Southern US cities now face water crisis after deadly winter storm

·2-min read

Millions of people in parts of the southern US are having to boil water before drinking it after ruptured pipes caused by record low temperatures may have contaminated the water supply.

In Texas, seven million people - a quarter of the population of the nation's second-largest state - were under orders to boil tap water because low water pressure could have allowed bacteria to seep into the system.

Busted pipes also shut down the Memphis airport on Friday and left hospitals struggling to maintain sanitary conditions.

A man died at an Abilene health care facility when a lack of water pressure made medical treatment impossible.

US President Joe Biden said on Friday he will declare a major disaster in Texas, the Associated Press said, having already issued a state of emergency there, as well as in Oklahoma and Louisiana.

Mr Biden has asked federal agencies to identify additional resources to address the suffering and has said he hopes to travel to Texas next week, but doesn't want his presence to distract from recovery efforts.

Dozens of generators and supplies, including fuel, water, blankets and ready-to-eat meals, have been shipped to the affected areas by the Federal Emergency Management Agency.

In the county surrounding the city, water main ruptures and pumping station problems left about 260,000 homes and businesses also boiling water.

Restaurants that cannot follow suit or do not have bottled water were ordered to close.

In Jackson, Mississippi, most of the city of about 161,000 had no running water.

Crews pumped water to refill city tanks but faced a shortage of chemicals for treatment because icy roads made it difficult for distributors to deliver them, Mayor Chokwe Antar Lumumba said.

The city's water mains are more than 100 years old, Mr Lumumba said, and not built to handle the freezing weather.

The water woes were the latest misery for people across the South who went without heat or electricity for days after the ice and snow storms earlier in the week, forcing rolling blackouts from Minnesota to Texas.

Historic snowfall and single-digit temperatures created a surge in demand for electricity to warm up homes - buckling the state's power grid and causing the widespread blackouts.

The extreme weather was blamed for the deaths of at least 69 people, including many who perished struggling to get warm and a Tennessee farmer who tried to save two calves that apparently wandered onto a frozen pond.

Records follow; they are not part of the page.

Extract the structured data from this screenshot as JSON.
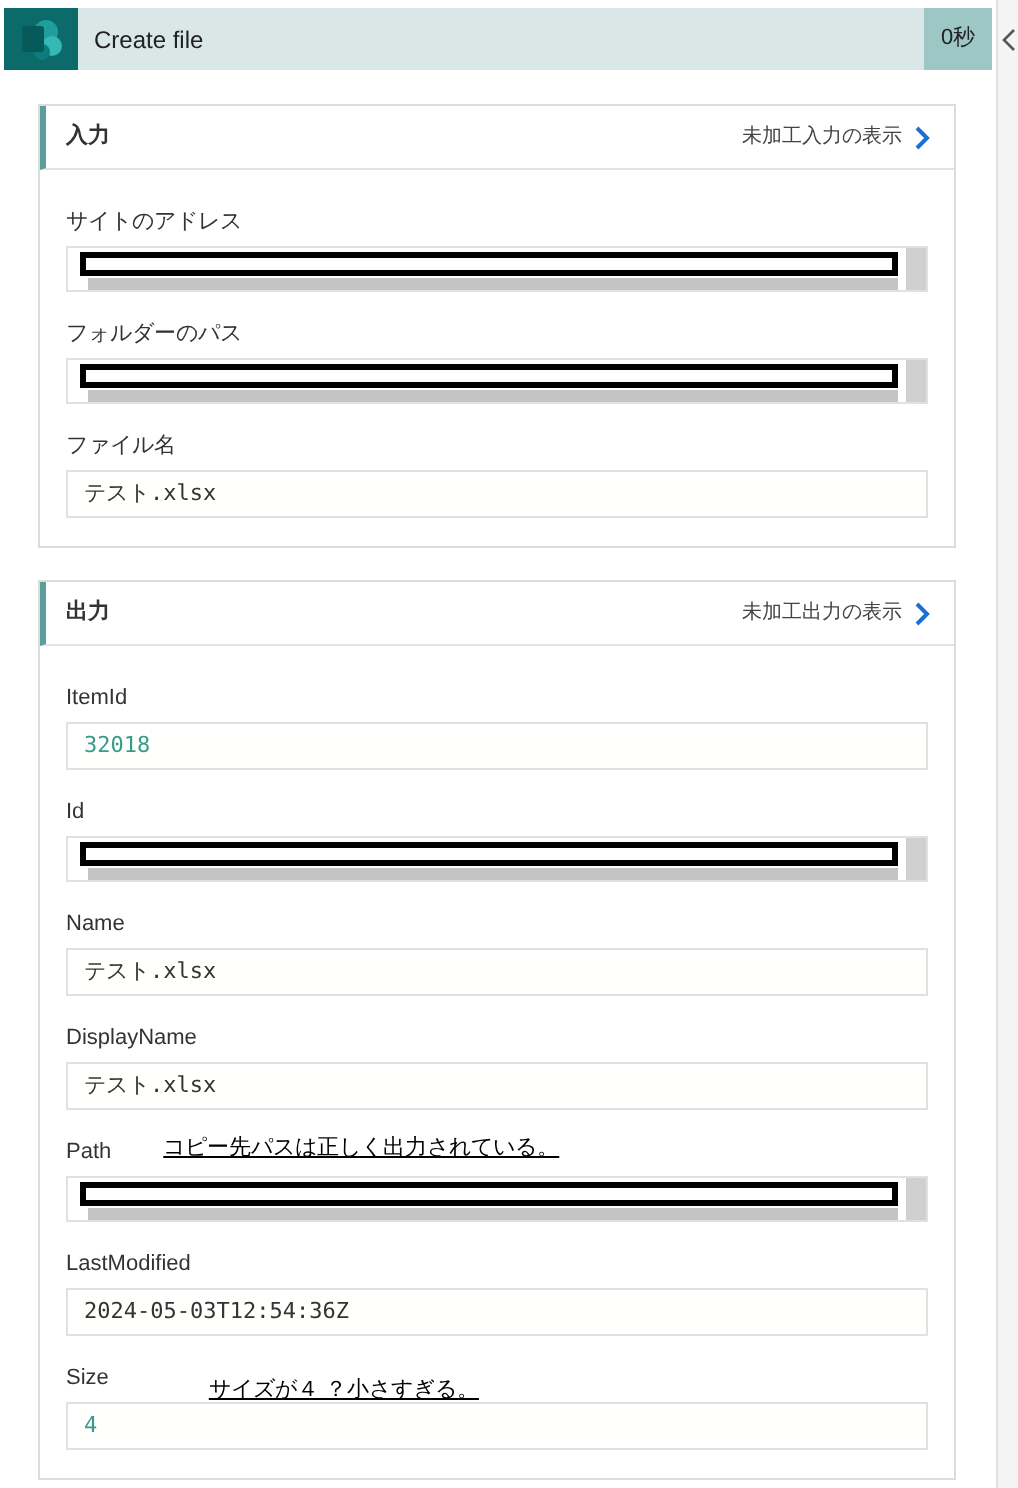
{
  "header": {
    "title": "Create file",
    "duration": "0秒"
  },
  "sections": [
    {
      "title": "入力",
      "link": "未加工入力の表示",
      "fields": [
        {
          "label": "サイトのアドレス",
          "kind": "redacted"
        },
        {
          "label": "フォルダーのパス",
          "kind": "redacted"
        },
        {
          "label": "ファイル名",
          "kind": "text",
          "value": "テスト.xlsx"
        }
      ]
    },
    {
      "title": "出力",
      "link": "未加工出力の表示",
      "fields": [
        {
          "label": "ItemId",
          "kind": "number",
          "value": "32018"
        },
        {
          "label": "Id",
          "kind": "redacted"
        },
        {
          "label": "Name",
          "kind": "text",
          "value": "テスト.xlsx"
        },
        {
          "label": "DisplayName",
          "kind": "text",
          "value": "テスト.xlsx"
        },
        {
          "label": "Path",
          "kind": "redacted",
          "note": "コピー先パスは正しく出力されている。"
        },
        {
          "label": "LastModified",
          "kind": "text",
          "value": "2024-05-03T12:54:36Z"
        },
        {
          "label": "Size",
          "kind": "number",
          "value": "4",
          "note": "サイズが４ ？小さすぎる。"
        }
      ]
    }
  ]
}
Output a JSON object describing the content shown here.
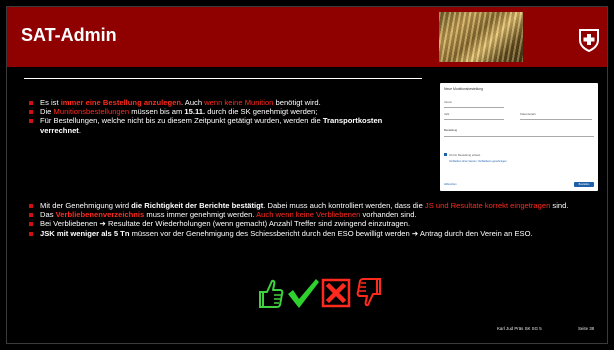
{
  "slide": {
    "title": "SAT-Admin",
    "icons": [
      "thumbs-up-icon",
      "checkmark-icon",
      "cross-box-icon",
      "thumbs-down-icon"
    ],
    "colors": {
      "header": "#8f0000",
      "accent_red": "#ff2a1e",
      "bullet": "#d10f0f",
      "check_green": "#2fd12f"
    }
  },
  "bullets_top": [
    {
      "segments": [
        {
          "t": "Es ist "
        },
        {
          "t": "immer eine Bestellung anzulegen",
          "s": "red-bold"
        },
        {
          "t": ". Auch "
        },
        {
          "t": "wenn keine Munition",
          "s": "red"
        },
        {
          "t": " benötigt wird."
        }
      ]
    },
    {
      "segments": [
        {
          "t": "Die "
        },
        {
          "t": "Munitionsbestellungen",
          "s": "red"
        },
        {
          "t": " müssen bis am "
        },
        {
          "t": "15.11.",
          "s": "bold"
        },
        {
          "t": " durch die SK genehmigt werden;"
        }
      ]
    },
    {
      "segments": [
        {
          "t": "Für Bestellungen, welche nicht bis zu diesem Zeitpunkt getätigt wurden, werden die "
        },
        {
          "t": "Transportkosten verrechnet",
          "s": "bold"
        },
        {
          "t": "."
        }
      ]
    }
  ],
  "bullets_bottom": [
    {
      "segments": [
        {
          "t": "Mit der Genehmigung wird "
        },
        {
          "t": "die Richtigkeit der Berichte bestätigt",
          "s": "bold"
        },
        {
          "t": ". Dabei muss auch kontrolliert werden, dass die "
        },
        {
          "t": "JS und Resultate korrekt eingetragen",
          "s": "red"
        },
        {
          "t": " sind."
        }
      ]
    },
    {
      "segments": [
        {
          "t": "Das "
        },
        {
          "t": "Verbliebenenverzeichnis",
          "s": "red-bold"
        },
        {
          "t": " muss immer genehmigt werden. "
        },
        {
          "t": "Auch wenn keine Verbliebenen",
          "s": "red"
        },
        {
          "t": " vorhanden sind."
        }
      ]
    },
    {
      "segments": [
        {
          "t": "Bei Verbliebenen ➔ Resultate der Wiederholungen (wenn gemacht) Anzahl Treffer sind zwingend einzutragen."
        }
      ]
    },
    {
      "segments": [
        {
          "t": "JSK mit weniger als 5 Tn",
          "s": "bold"
        },
        {
          "t": " müssen vor der Genehmigung des Schiessbericht durch den ESO bewilligt werden ➔ Antrag durch den Verein an ESO."
        }
      ]
    }
  ],
  "modal": {
    "title": "Neue Munitionsbestellung",
    "fields": [
      {
        "label": "Verein"
      },
      {
        "label": "Jahr"
      },
      {
        "label": "Kalenderjahr"
      }
    ],
    "section": "Bestellung",
    "checkbox_label": "Ich bin Bestellung erfasst",
    "link_label": "Verbleiben ohne Verein / Verbleibens genehmigen",
    "left_link": "Abbrechen",
    "button_label": "Bestellen"
  },
  "footer": {
    "author": "Karl Jud Präs SK SG 5",
    "page": "Seite 38"
  }
}
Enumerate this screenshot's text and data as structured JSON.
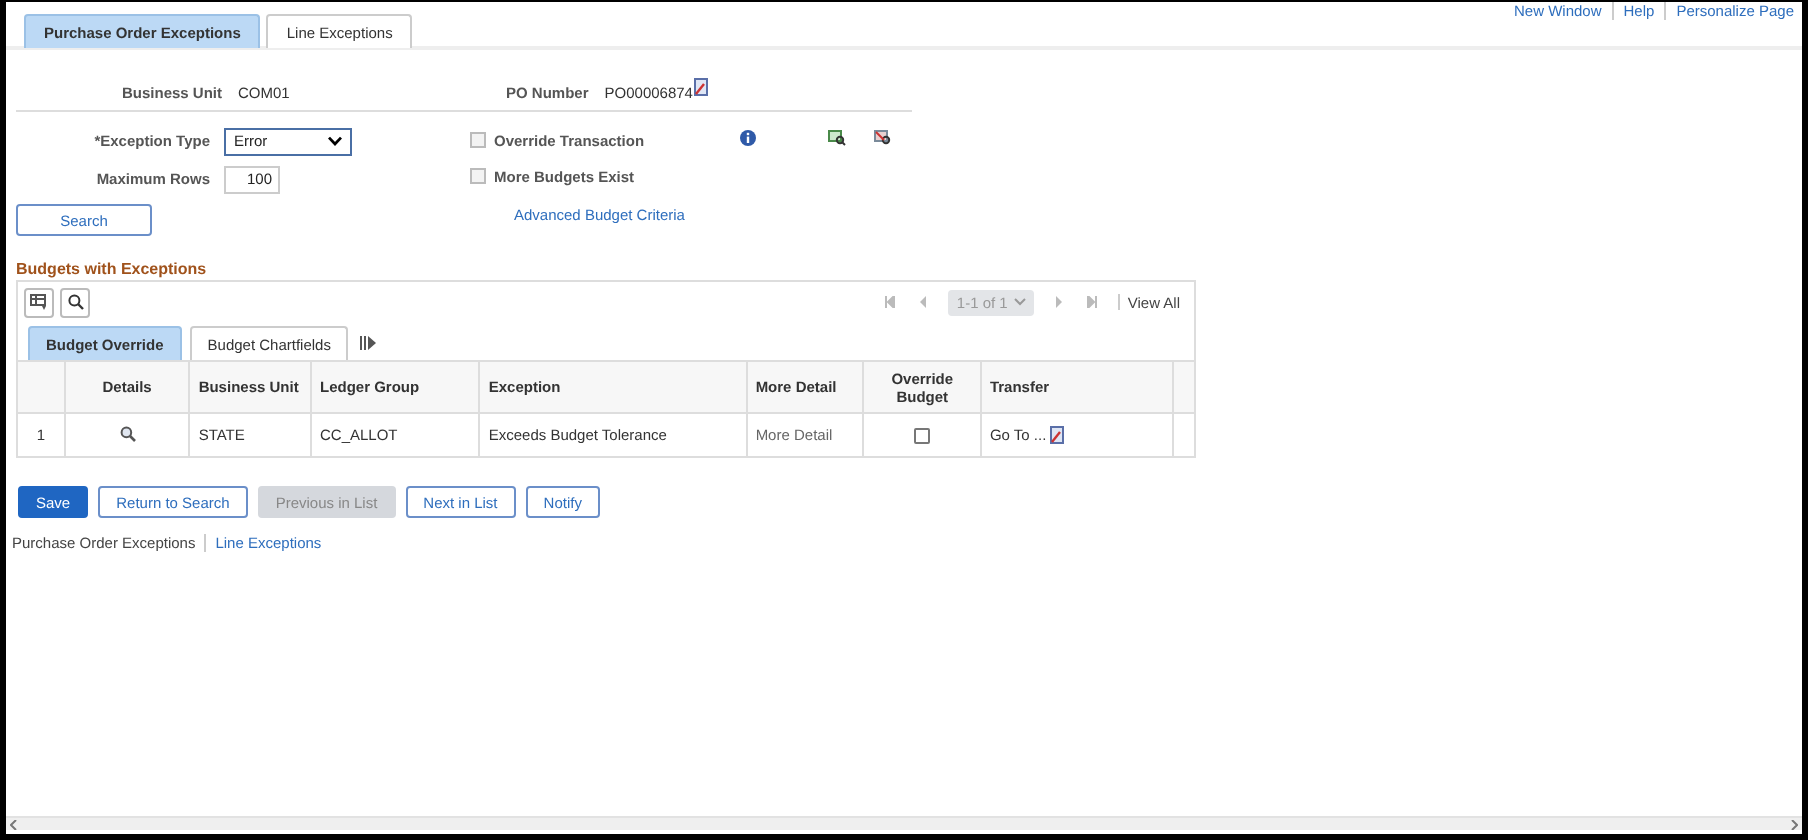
{
  "header_links": [
    "New Window",
    "Help",
    "Personalize Page"
  ],
  "tabs": [
    {
      "label": "Purchase Order Exceptions",
      "selected": true
    },
    {
      "label": "Line Exceptions",
      "selected": false
    }
  ],
  "header_fields": [
    {
      "label": "Business Unit",
      "value": "COM01",
      "link_icon": false
    },
    {
      "label": "PO Number",
      "value": "PO00006874",
      "link_icon": true
    }
  ],
  "exception_type": {
    "label": "*Exception Type",
    "value": "Error"
  },
  "maximum_rows": {
    "label": "Maximum Rows",
    "value": "100"
  },
  "options": [
    {
      "label": "Override Transaction",
      "checked": false,
      "disabled": true
    },
    {
      "label": "More Budgets Exist",
      "checked": false,
      "disabled": true
    }
  ],
  "search_button": "Search",
  "advanced_link": "Advanced Budget Criteria",
  "grid": {
    "title": "Budgets with Exceptions",
    "pager": {
      "range": "1-1 of 1",
      "view_all": "View All"
    },
    "tabs": [
      {
        "label": "Budget Override",
        "selected": true
      },
      {
        "label": "Budget Chartfields",
        "selected": false
      }
    ],
    "columns": [
      "Details",
      "Business Unit",
      "Ledger Group",
      "Exception",
      "More Detail",
      "Override Budget",
      "Transfer"
    ],
    "rows": [
      {
        "number": "1",
        "business_unit": "STATE",
        "ledger_group": "CC_ALLOT",
        "exception": "Exceeds Budget Tolerance",
        "more_detail": "More Detail",
        "override_budget": false,
        "transfer": "Go To ..."
      }
    ]
  },
  "buttons": [
    {
      "label": "Save",
      "kind": "primary",
      "disabled": false
    },
    {
      "label": "Return to Search",
      "kind": "secondary",
      "disabled": false
    },
    {
      "label": "Previous in List",
      "kind": "secondary",
      "disabled": true
    },
    {
      "label": "Next in List",
      "kind": "secondary",
      "disabled": false
    },
    {
      "label": "Notify",
      "kind": "secondary",
      "disabled": false
    }
  ],
  "footer_links": [
    {
      "label": "Purchase Order Exceptions",
      "selected": true
    },
    {
      "label": "Line Exceptions",
      "selected": false
    }
  ]
}
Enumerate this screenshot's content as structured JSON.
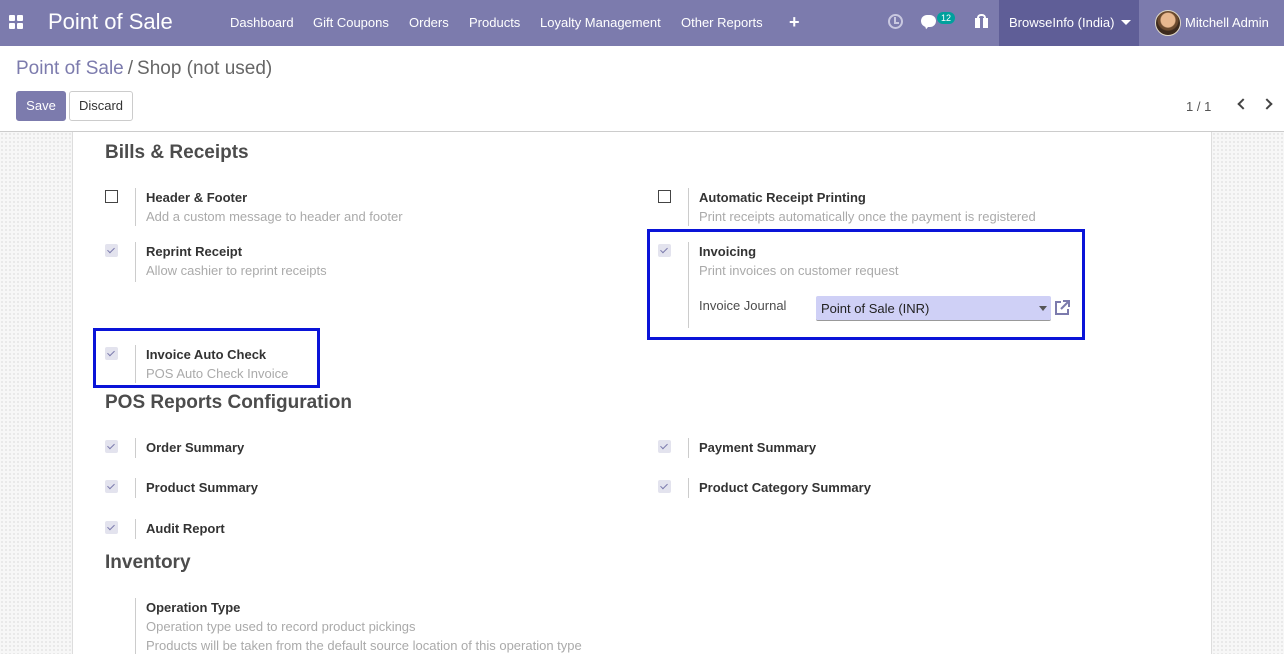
{
  "navbar": {
    "brand": "Point of Sale",
    "menu": [
      "Dashboard",
      "Gift Coupons",
      "Orders",
      "Products",
      "Loyalty Management",
      "Other Reports"
    ],
    "add_icon": "plus-icon",
    "messages_badge": "12",
    "company": "BrowseInfo (India)",
    "user": "Mitchell Admin",
    "color": "#7c7bad"
  },
  "breadcrumb": {
    "parent": "Point of Sale",
    "separator": "/",
    "current": "Shop (not used)"
  },
  "buttons": {
    "save": "Save",
    "discard": "Discard"
  },
  "pager": {
    "value": "1 / 1"
  },
  "bills": {
    "title": "Bills & Receipts",
    "header_footer": {
      "title": "Header & Footer",
      "desc": "Add a custom message to header and footer",
      "checked": false
    },
    "auto_print": {
      "title": "Automatic Receipt Printing",
      "desc": "Print receipts automatically once the payment is registered",
      "checked": false
    },
    "reprint": {
      "title": "Reprint Receipt",
      "desc": "Allow cashier to reprint receipts",
      "checked": true
    },
    "invoicing": {
      "title": "Invoicing",
      "desc": "Print invoices on customer request",
      "checked": true,
      "journal_label": "Invoice Journal",
      "journal_value": "Point of Sale (INR)"
    },
    "auto_check": {
      "title": "Invoice Auto Check",
      "desc": "POS Auto Check Invoice",
      "checked": true
    }
  },
  "reports": {
    "title": "POS Reports Configuration",
    "order_summary": "Order Summary",
    "payment_summary": "Payment Summary",
    "product_summary": "Product Summary",
    "category_summary": "Product Category Summary",
    "audit_report": "Audit Report"
  },
  "inventory": {
    "title": "Inventory",
    "operation_type": {
      "title": "Operation Type",
      "desc1": "Operation type used to record product pickings",
      "desc2": "Products will be taken from the default source location of this operation type"
    }
  },
  "highlight_color": "#0a14d8"
}
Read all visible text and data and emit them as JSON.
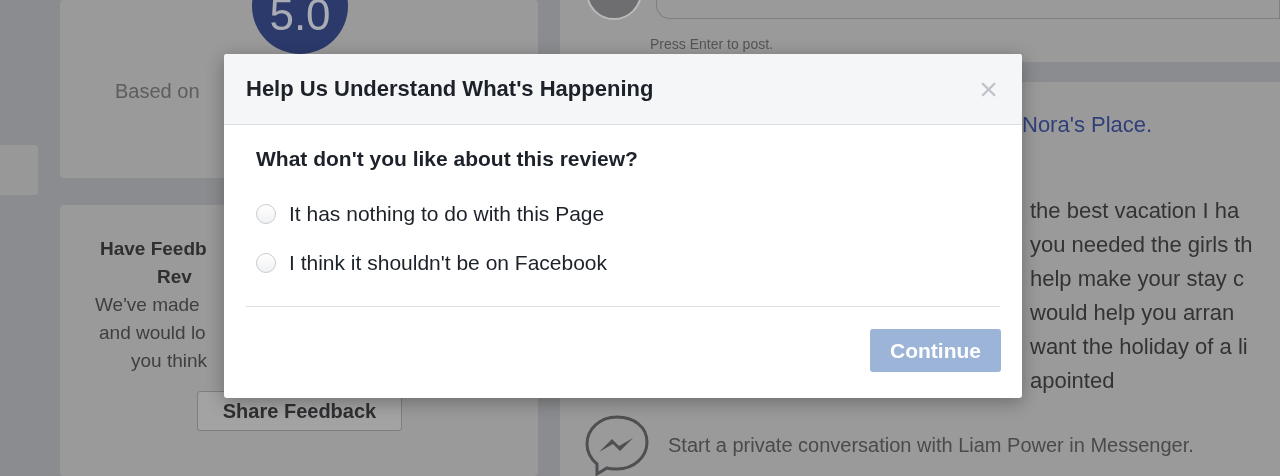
{
  "background": {
    "rating_card": {
      "score": "5.0",
      "caption": "Based on"
    },
    "feedback_card": {
      "title_lines": [
        "Have Feedb",
        "Rev"
      ],
      "body_lines": [
        "We've made",
        "and would lo",
        "you think"
      ],
      "button": "Share Feedback"
    },
    "composer": {
      "hint": "Press Enter to post."
    },
    "review": {
      "page_link": "Nora's Place.",
      "lines": [
        "the best vacation I ha",
        "you needed the girls th",
        "help make your stay c",
        "would help you arran",
        "want the holiday of a li",
        "apointed"
      ]
    },
    "messenger_prompt": "Start a private conversation with Liam Power in Messenger."
  },
  "dialog": {
    "title": "Help Us Understand What's Happening",
    "close": "×",
    "question": "What don't you like about this review?",
    "options": [
      {
        "label": "It has nothing to do with this Page",
        "selected": false
      },
      {
        "label": "I think it shouldn't be on Facebook",
        "selected": false
      }
    ],
    "continue_button": {
      "label": "Continue",
      "disabled": true
    }
  }
}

Texas senator Ted Cruz came under fire amid the crisis after he flew to Mexico with his family while the state he represents dealt with power outages and water supply issues due to the freezing temperatures.